I have the basics of Italian cooking more or less down (don't get me wrong, the Master classes in this book are VERY useful for the things you just wouldn't normally do, like making pasta), what I need help with is learning how to season food properly to make it really Italianicious - I always err too far on the side of caution. Unfortunately that's the one thing this book doesn't help with, with the exception of the fresh herbs it pretty much doesn't mention seasoning in the recipes at all, which is a shame. So if you make stuff to the letter the result is very bland, but I guess that's not the intention.
I've also noticed some recipes which are clearly just untested in this book, and a few which are badly edited. The recipe for spaghetti meatballs, for example, kind of just ends halfway through and you have to guess the rest. With a book of this size I suppose that's to be expected but I think they got the scope wrong. They're also missing out on a lot of recipes you'd expect from an Italian cookbook (e.g. chicken cacciatore).
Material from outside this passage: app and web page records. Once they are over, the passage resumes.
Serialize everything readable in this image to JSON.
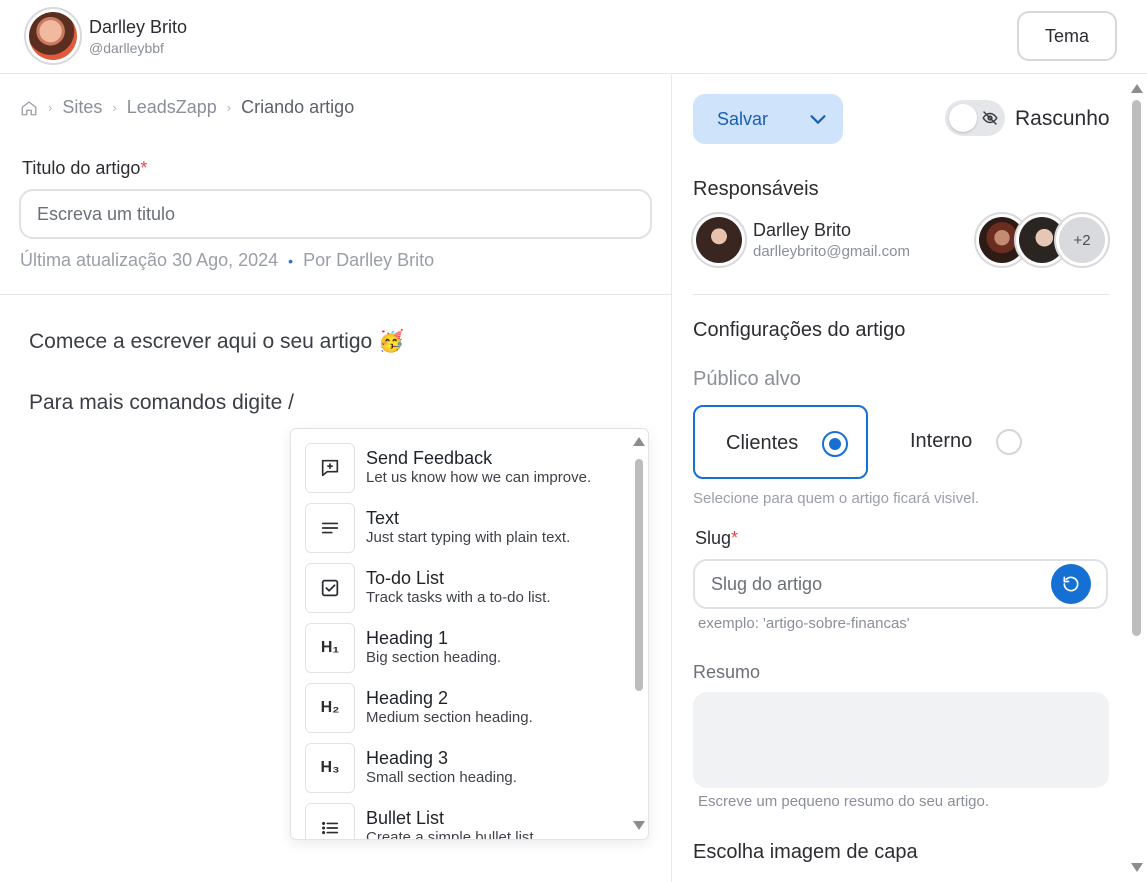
{
  "header": {
    "user_name": "Darlley Brito",
    "user_handle": "@darlleybbf",
    "theme_label": "Tema"
  },
  "breadcrumb": {
    "items": [
      "Sites",
      "LeadsZapp",
      "Criando artigo"
    ]
  },
  "article": {
    "title_label": "Titulo do artigo",
    "required_mark": "*",
    "title_placeholder": "Escreva um titulo",
    "last_update": "Última atualização 30 Ago, 2024",
    "meta_dot": "•",
    "author": "Por Darlley Brito",
    "editor_line1": "Comece a escrever aqui o seu artigo 🥳",
    "editor_line2": "Para mais comandos digite /"
  },
  "command_menu": {
    "items": [
      {
        "icon": "message-plus-icon",
        "title": "Send Feedback",
        "desc": "Let us know how we can improve."
      },
      {
        "icon": "text-icon",
        "title": "Text",
        "desc": "Just start typing with plain text."
      },
      {
        "icon": "checkbox-icon",
        "title": "To-do List",
        "desc": "Track tasks with a to-do list."
      },
      {
        "icon": "heading1-icon",
        "glyph": "H₁",
        "title": "Heading 1",
        "desc": "Big section heading."
      },
      {
        "icon": "heading2-icon",
        "glyph": "H₂",
        "title": "Heading 2",
        "desc": "Medium section heading."
      },
      {
        "icon": "heading3-icon",
        "glyph": "H₃",
        "title": "Heading 3",
        "desc": "Small section heading."
      },
      {
        "icon": "bullet-list-icon",
        "title": "Bullet List",
        "desc": "Create a simple bullet list."
      }
    ]
  },
  "sidebar": {
    "save_label": "Salvar",
    "draft_label": "Rascunho",
    "draft_enabled": false,
    "responsibles_label": "Responsáveis",
    "responsible": {
      "name": "Darlley Brito",
      "email": "darlleybrito@gmail.com"
    },
    "extra_count": "+2",
    "config_label": "Configurações do artigo",
    "audience_label": "Público alvo",
    "audience_options": [
      "Clientes",
      "Interno"
    ],
    "audience_selected": "Clientes",
    "audience_help": "Selecione para quem o artigo ficará visivel.",
    "slug_label": "Slug",
    "required_mark": "*",
    "slug_placeholder": "Slug do artigo",
    "slug_example": "exemplo: 'artigo-sobre-financas'",
    "summary_label": "Resumo",
    "summary_help": "Escreve um pequeno resumo do seu artigo.",
    "cover_label": "Escolha imagem de capa"
  },
  "colors": {
    "accent": "#1670d4",
    "save_bg": "#cfe3fb",
    "required": "#e5484d"
  }
}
The recipes are good for absolute basics (e.g. how to make pesto) but the proper meal recipes mostly need to be adapted, for which you need some pre-existing understanding that the book's niche doesn't really fit. Good for flicking through and combining bits and pieces, but if you want the Bible of Italian cooking I'm told it's Silver Spoon.